Green Bomber militias threaten Zimbabwe Catholics: Ncube
Bulawayo Archbishop Pius Ncube says that Government-backed "Green Bomber" militias are seeking to intimidate voters ahead of Zimbabwe elections next year with Catholics around the country also facing threats.
Catholic Archbishop of Bulawayo, Pius Ncube, a long time critic of Mugabe's government, said that the attacks by the militias were part of a strategy of intimidation ahead of next year's presidential and parliamentary elections, IRIN reports.
"The Green Bombers (militias from youth training centres) are being used to go around to strike fear in voters so that, come next year, they will be forced to vote ZANU-PF," Ncube said, referring to the governing political party of President Robert Mugabe.
Ncube said members of his church were being harassed throughout the country and recounted a recent incident in the south-western border town of Plumtree where he had prevented ZANU-PF militias from gatecrashing a meeting he was holding with priests in the area.
He said a priest was subsequently arrested in Wedza, Mashonaland Central, for distributing the pastoral letter while members of his congregation were also detained for questioning by state security agents.
In Mashonaland East province, traditionally a ruling party stronghold, parishioners are opting to stay at home rather than attend church after militias threatened them for distributing the pastoral letter.
"They [militias] are accusing us of being members of the MDC [Movement for Democratic Change] and working to topple the government.
"It's no longer safe to worship because the militias treat you as enemies," said 55-year-old Fr Tirivafi Haka, who declined to use his real name, a church leader in Murewa, about 90km east of the capital, Harare.
Meanwhile, in Australia, the National Council of Churches National Aboriginal and Torres Strait Islander Ecumenical Commission (NATSIEC) has added its voice to the call for a free and democratic Zimbabwe after learning of the atrocities perpetrated in the African nation, the Catholic Leader reports.
NATSIEC executive secretary Graeme Mundine said in a statement it was evident that there was a problem with the lack of democratic process in the country.
"Zimbabwe is also experiencing large scale poverty within the country, which particularly affects our Indigenous brothers and sisters," he said.
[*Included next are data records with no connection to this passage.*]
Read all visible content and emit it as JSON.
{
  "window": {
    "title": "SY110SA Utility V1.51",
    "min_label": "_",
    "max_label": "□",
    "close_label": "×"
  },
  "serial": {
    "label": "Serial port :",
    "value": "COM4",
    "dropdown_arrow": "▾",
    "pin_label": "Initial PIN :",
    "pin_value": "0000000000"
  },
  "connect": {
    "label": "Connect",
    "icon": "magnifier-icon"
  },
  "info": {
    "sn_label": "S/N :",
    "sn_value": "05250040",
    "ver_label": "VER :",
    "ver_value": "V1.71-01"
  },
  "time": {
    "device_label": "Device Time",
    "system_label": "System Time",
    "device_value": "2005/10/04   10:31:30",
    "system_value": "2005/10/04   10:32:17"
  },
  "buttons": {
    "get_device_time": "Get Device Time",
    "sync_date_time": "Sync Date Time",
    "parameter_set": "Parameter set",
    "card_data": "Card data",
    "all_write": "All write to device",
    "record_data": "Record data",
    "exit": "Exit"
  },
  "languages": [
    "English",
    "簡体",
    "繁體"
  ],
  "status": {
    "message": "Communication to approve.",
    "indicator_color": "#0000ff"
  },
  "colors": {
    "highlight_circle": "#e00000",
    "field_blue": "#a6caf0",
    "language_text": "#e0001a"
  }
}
NATSIEC has asked its representative to the United Nations Permanent Forum on Indigenous Issues Peter Smith, to make representations on the issue of Zimbabwe.
Pro-government militias launch intimidation campaign against Catholics (Reuters Alertnet, 31/5/07)
NATSIEC to lobby UN on Zimbabwe (Catholic Leader, 3/6/07)
LINKS (not necessarily endorsed by Church Resources)
Robert Mugabe (Wikipedia)
Pius Ncube (Wikipedia)
Bishops back Zimbabwe cricket boycott (CathNews, 11/5/07)
Zimbabwe bishops on "dangerous path", Mugabe warns (CathNews, 7/5/07)
Zimbabwe bishops end "criminal silence" on Mugabe (CathNews, 11/4/07)
Zimbabwe dialogue still possible, African bishops say (CathNews, 4/4/07)
"Ready to face bullets", Zimbabwean archbishop says (CathNews, 23/3/07)
Zimbabwe Church accuses S Africa over failure to act (CathNews, 21/3/07)
Zimbabwe prayer meeting crushed (CathNews, 13/3/07)
Millions facing starvation in Zimbabwe , Archbishop warns (CathNews, 28/11/06)
Archbishop's report exposes Zimbabwean homelessness debacle (CathNews, 1/9/06)
Zimbabwe's anti-terrorism bill threatens freedom, says Justice and Peace director (CathNews, 28/7/06)
Bishops denounce Zimbabwe "clean-up" (CathNews, 20/6/05)
1 Jun 2007